Poker is a great game to play, whether you are just starting out or if you are an experienced player. It is a great way to unwind, make money and develop your skills. It can also be an excellent way to help you improve your social skills, which can be very helpful in both professional and personal life.
Poker can teach you a variety of cognitive benefits
The first benefit is that it can help you learn to be more analytical. This can be a very useful skill in both your private and professional life, as it will allow you to better understand other people and their body language.
Being able to read other players is an important skill for any poker player. This is because it allows you to determine whether other players are playing strong or weak hands.
You can use this ability to make more informed decisions and avoid making mistakes. For example, if you see that a player is betting too much or folding too often, it may be an indication that they are playing weak hands. This is an excellent skill to have because it can help you win more pots at the table.
Reading other players is a critical skill for any poker player, but it can be difficult for most people to get good at. In many cases, you will need to watch a player for a while to see their patterns and get a good feel for them.
Another way to read other players is to look at their betting patterns and how they stack up against the rest of the table. If you see that a player is always betting too much or folding too often, it is likely that they are playing weak hands and it can be an indicator that you should not play against them.
Learning to bet correctly is a vital skill for any poker player, and it can be especially useful when you are new to the game. You should always make sure that you are betting as aggressively as possible when you have a hand that you think is strong.
You should also be careful about raising hands that are weaker than you think they are, as this is a bad habit to get into. This is because it can cause you to lose money over the long term if you don’t price the worst of your hands out of the pot when you raise.
This can be a tricky skill to master, but it is worth it in the long run. It will enable you to make more money over the long haul and will prevent you from wasting your time by playing poor hands.
You can also improve your understanding of ranges by watching other players’ hands and working out how likely it is that they have a hand that beats yours.

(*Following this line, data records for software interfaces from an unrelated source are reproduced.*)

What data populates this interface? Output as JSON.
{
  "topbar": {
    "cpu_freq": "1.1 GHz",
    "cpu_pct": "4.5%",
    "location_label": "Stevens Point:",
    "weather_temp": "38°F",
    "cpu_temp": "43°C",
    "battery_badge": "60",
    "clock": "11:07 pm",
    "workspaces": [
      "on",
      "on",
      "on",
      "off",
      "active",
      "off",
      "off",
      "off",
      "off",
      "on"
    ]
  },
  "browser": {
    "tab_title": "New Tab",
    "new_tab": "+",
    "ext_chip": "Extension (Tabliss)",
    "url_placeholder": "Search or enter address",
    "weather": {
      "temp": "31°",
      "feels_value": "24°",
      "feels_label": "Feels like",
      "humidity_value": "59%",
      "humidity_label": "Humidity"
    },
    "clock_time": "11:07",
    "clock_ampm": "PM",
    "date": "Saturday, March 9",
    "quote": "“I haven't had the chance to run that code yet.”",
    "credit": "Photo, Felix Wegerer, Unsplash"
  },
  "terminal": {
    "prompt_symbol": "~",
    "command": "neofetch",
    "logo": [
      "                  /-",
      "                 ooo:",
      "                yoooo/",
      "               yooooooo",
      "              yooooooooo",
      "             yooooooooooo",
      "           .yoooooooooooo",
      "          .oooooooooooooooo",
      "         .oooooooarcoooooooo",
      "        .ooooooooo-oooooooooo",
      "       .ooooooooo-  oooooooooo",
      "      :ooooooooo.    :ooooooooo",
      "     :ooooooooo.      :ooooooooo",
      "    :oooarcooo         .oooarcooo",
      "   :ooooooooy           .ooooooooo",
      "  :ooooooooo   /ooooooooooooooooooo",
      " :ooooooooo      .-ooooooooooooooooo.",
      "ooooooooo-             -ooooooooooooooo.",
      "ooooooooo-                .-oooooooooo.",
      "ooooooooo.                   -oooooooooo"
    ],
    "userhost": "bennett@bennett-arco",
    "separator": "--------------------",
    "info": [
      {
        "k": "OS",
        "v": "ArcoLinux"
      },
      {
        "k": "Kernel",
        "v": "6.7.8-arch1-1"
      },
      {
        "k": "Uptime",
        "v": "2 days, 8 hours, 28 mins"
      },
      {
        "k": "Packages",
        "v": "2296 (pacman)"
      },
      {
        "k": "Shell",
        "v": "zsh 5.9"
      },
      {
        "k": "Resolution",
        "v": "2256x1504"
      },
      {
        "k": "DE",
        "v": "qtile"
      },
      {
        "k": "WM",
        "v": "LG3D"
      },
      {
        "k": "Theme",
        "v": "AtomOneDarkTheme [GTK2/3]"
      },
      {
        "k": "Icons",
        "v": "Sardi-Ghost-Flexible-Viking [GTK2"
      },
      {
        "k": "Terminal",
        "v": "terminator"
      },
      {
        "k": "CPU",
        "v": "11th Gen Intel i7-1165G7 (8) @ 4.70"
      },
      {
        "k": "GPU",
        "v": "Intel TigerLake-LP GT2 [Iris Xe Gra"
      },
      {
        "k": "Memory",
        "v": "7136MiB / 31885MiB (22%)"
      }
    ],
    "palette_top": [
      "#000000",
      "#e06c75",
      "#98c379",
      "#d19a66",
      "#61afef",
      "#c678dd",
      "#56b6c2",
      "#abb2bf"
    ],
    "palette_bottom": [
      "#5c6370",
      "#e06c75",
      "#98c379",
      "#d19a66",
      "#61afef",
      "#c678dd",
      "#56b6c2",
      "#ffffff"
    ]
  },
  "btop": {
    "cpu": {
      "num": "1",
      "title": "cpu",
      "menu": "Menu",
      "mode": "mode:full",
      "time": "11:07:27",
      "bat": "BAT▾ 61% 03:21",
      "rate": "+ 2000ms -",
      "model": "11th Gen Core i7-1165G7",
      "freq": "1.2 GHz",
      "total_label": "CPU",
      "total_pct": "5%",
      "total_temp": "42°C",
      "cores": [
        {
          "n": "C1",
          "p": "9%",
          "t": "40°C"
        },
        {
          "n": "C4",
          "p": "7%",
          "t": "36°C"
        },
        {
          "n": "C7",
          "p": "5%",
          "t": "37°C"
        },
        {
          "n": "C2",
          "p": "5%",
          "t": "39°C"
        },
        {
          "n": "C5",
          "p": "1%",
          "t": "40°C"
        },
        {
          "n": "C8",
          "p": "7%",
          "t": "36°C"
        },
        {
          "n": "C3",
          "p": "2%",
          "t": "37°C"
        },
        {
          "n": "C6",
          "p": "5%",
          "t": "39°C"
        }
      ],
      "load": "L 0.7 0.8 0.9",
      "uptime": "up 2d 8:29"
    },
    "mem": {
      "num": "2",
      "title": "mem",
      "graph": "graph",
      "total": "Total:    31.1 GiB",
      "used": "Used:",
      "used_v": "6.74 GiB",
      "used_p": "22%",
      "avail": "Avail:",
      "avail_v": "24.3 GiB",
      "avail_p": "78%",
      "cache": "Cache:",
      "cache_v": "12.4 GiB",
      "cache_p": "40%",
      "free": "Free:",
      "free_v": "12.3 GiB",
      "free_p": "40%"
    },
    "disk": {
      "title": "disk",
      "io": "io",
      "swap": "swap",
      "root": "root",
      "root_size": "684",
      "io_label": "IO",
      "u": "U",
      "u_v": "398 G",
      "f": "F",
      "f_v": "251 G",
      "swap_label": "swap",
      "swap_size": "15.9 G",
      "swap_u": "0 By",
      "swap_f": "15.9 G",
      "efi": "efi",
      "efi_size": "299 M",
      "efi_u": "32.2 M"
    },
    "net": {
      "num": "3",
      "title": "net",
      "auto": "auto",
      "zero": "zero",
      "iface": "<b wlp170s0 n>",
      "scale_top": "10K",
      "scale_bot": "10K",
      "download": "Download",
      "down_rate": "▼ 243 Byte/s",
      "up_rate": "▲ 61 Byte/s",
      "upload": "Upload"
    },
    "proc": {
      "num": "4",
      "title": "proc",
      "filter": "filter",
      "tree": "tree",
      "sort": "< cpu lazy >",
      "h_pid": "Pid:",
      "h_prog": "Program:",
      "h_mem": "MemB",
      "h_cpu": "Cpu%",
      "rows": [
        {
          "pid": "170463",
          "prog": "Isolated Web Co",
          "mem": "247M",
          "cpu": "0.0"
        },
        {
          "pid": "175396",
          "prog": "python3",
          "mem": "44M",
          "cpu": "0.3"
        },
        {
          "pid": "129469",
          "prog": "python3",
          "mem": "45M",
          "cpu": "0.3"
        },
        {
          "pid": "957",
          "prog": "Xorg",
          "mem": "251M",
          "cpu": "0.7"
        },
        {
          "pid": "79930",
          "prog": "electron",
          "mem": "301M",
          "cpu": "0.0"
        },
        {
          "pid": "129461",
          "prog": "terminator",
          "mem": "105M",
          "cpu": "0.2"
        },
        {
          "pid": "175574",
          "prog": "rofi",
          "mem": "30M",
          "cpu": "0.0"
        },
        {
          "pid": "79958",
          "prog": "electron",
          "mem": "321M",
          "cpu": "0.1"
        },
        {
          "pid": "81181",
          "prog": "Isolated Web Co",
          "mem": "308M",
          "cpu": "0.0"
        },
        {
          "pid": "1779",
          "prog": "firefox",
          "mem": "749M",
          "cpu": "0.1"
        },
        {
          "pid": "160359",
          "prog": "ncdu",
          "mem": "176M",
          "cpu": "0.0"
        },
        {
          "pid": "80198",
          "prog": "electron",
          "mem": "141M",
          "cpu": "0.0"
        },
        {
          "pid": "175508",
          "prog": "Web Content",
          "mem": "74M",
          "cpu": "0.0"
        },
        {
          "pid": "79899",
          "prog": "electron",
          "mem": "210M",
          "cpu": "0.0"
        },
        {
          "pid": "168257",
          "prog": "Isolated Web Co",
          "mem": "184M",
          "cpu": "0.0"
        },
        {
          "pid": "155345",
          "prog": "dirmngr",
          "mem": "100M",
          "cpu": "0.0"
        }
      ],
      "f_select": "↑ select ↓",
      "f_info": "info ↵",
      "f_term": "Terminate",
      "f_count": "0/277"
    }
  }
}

This will allow you to better decide what to do with your own hand when it comes up in a matchup.